Every once in a while, an author comes across a website or page and simply captures my attention. Upon further investigation, I usually find new books to read, new inspiration from a fellow writer, and a desire to know the person in the real world. That is exactly what happened with my November author — Barbara Kyle, whose amazing mini-lessons through her newsletter offer aspiring and established writers excellent advice and clear instruction in improving their work. Let me share with you her brief bio. Kyle is the author of the bestselling Thornleigh Saga series of historical thrillers (called “Riveting Tudor drama” by USA Today) and a host of acclaimed contemporary thrillers. Over half a million copies of her books have been sold. Her latest is The Man from Spirit Creek, a novel of suspense. Barbara has taught hundreds of writers in her online classes and many have become award-winning authors. Page-Turner: Your Path to Writing a Novel that Publishers Want and Readers Buy, her popular how-to book for writers, is available in print, e-book, and audiobook.
Janet E. Irvin: Welcome, Barabara. It’s great to have you visit us this month, so let’s get right to the questions! You had an amazing twenty-year career as an actor before you began writing fiction. How does your experience as a performer inform or enhance your writing? What can it teach new writers about dialogue?
Barbara Kyle: My acting career gave me a deep appreciation of strong story structure, because it’s hard to act a role in a script that has weaknesses like unfocused conflict or unmotivated turning points, or a feeble climax.
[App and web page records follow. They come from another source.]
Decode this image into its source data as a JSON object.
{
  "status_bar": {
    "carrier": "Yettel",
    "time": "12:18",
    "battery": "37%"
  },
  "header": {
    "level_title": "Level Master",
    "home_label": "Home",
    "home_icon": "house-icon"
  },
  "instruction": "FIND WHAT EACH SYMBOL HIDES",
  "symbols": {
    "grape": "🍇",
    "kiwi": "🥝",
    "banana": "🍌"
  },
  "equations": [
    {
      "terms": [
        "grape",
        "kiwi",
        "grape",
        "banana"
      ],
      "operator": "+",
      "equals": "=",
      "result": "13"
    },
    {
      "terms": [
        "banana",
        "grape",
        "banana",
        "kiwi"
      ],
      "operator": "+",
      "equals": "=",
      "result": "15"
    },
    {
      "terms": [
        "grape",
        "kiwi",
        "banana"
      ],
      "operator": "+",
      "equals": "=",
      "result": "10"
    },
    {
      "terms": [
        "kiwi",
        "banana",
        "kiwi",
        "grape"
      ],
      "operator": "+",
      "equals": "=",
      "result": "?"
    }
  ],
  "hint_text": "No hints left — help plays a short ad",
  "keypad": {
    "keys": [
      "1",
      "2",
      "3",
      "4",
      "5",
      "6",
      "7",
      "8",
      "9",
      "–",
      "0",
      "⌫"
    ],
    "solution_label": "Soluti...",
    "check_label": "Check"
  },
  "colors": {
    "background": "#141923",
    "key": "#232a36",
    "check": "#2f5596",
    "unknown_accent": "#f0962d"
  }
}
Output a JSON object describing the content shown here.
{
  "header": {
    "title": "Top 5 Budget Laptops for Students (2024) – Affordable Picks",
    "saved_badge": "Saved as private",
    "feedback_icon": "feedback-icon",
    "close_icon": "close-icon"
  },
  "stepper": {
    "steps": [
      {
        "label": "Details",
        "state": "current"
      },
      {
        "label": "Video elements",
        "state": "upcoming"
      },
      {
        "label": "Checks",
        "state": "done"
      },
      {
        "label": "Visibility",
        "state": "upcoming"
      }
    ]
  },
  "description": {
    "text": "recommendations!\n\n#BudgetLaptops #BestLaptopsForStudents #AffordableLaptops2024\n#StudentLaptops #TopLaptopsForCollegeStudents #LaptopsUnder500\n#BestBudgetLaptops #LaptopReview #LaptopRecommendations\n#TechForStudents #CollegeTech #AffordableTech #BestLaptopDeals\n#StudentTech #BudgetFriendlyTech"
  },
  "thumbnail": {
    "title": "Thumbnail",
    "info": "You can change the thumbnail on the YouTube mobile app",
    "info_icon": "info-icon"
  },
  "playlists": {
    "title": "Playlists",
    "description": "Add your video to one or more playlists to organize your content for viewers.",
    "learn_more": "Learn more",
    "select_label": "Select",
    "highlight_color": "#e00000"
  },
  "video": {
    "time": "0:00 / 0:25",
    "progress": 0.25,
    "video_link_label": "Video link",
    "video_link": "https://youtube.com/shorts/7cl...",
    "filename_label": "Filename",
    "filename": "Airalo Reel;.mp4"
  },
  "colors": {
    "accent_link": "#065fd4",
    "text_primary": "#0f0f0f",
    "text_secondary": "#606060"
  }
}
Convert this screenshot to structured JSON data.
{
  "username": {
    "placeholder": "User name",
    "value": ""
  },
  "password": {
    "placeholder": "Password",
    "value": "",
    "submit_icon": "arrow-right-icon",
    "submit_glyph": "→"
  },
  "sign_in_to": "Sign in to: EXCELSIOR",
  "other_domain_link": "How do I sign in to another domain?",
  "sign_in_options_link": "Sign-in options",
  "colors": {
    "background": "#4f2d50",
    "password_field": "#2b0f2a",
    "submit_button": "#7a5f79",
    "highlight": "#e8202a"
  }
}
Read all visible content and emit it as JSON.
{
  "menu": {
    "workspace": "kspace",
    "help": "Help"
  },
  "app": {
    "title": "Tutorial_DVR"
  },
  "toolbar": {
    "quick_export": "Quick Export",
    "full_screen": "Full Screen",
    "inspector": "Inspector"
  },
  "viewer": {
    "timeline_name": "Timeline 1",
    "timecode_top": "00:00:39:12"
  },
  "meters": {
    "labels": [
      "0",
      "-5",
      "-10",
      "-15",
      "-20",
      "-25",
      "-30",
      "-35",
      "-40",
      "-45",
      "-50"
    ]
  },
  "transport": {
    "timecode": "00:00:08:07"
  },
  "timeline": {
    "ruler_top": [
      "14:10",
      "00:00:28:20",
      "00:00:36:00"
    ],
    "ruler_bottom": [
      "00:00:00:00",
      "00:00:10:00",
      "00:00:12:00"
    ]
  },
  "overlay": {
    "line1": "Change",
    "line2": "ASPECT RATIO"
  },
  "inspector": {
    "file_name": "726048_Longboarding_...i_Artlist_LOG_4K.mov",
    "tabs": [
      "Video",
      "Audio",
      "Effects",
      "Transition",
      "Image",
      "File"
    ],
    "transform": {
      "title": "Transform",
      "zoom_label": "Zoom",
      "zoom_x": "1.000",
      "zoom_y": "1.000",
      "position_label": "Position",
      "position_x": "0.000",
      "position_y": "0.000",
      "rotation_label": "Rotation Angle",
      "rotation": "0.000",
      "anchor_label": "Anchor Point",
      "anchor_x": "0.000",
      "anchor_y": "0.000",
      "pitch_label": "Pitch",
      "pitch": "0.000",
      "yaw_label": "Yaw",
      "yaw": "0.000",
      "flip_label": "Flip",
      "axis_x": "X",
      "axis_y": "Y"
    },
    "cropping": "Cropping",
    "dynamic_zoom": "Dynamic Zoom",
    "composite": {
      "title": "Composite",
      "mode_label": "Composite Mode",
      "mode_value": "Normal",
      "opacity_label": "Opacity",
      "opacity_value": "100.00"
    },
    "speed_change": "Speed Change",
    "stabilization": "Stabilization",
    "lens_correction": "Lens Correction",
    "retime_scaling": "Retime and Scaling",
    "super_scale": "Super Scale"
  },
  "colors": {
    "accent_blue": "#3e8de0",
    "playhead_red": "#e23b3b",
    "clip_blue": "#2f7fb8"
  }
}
So that’s really stayed with me. As for dialogue, the best advice I can offer emerging writers is: don’t force subtext, a character’s deepest thoughts and feelings, into their spoken words; it will seem stilted and unnatural. In a novel, the place for subtext is in the narration; that’s where the writer can expose a character’s emotions, their motivating hopes, and fears.
JEI: Your Thornleigh Saga is set in 16th-century England and follows three generations through the Tudor times. What intrigued you about this time period? How did you research this era?
BK: The Thornleigh Saga is a series of seven novels, and what drew me into writing the first book in the series was a fascination with the dramatic events around Henry VIII’s break with the Church of Rome to divorce his first wife, Katherine of Aragon, and marry Anne Boleyn. The series follows a middle-class family’s rise through three turbulent Tudor reigns, so the research was hugely important.
However, it was so engrossing I actually had to make myself stop doing research. It leads you down a fascinating rabbit hole that opens to myriad tunnels of facts about the era’s culture, politics, and military events. But, much as readers of historical novels love the history, they don’t really want a lecture, they want a story about characters they care about. So I had to crawl back up, out of that mesmerizing rabbit hole, and march on with crafting an exciting story about my fictional characters.
JEI: Your new novel – The Man from Spirit Creek — takes place in the Alberta oil fields. Which influenced the development of this novel more — setting or plot?
BK: Oh, definitely plot. Because plot springs from the characters, and I fell in love with this book’s characters. The spark for this story was a real-life event of oilfield sabotage that led to tragedy. So I invented characters who would live out the theme of “How far would you go to protect your family?”
JEI: I first learned about you from your teaching courses. From Master Classes to free YouTube videos to private mentoring, you have created a wide range of opportunities for writers to improve their craft. How do you balance your own writing with these varied ventures?
BK: It is a bit of a juggling act. I recently finished writing my twelfth novel, a mystery featuring an animal rights activist – it’s the first book in a planned series – but I’ve also been giving my online Novel Writing MasterClass Series for writers around the world, and it’s a challenge to organize my time to carry on these two “businesses” concurrently. I love doing both, but each requires intense personal commitment, so it sometimes feels like there aren’t enough hours in the day.
JEI: You also have a well-acclaimed book for writers – Page-Turner. Why did you decide to offer this to aspiring authors?
BK: Often, after I’d given a master class or a workshop at a writers conference, people would ask me, “Is there a book where can I read what you teach?” and I’d have to say “No”, so I thought it was time I made that a “Yes.” In Page-Turner, I share the techniques that have shaped the art of storytelling for centuries and have helped my own novels sell over half a million copies. My approach – from an examination of “deep character” and the essentials of story structure, to tips about creating dynamic dialogue and mastering POV – is for writers who are serious about achieving success.
JEI: Thank you, Barbara, for taking time from your demanding schedule to share your thoughts with us. Now for my ‘fun’ questions. What is your favorite color?
BK: My favorite color is cornflower blue.
JEI: When the workload overwhelms, what do you do for fun?
BK: For fun, on a sunny day I love driving my 2003 Miata with the top down. And I play the violin. But I don’t do both at the same time!
JEI: Now I wish I’d asked about the violin! For more about Barbara and her writing, visit her at www.BarbaraKyle.com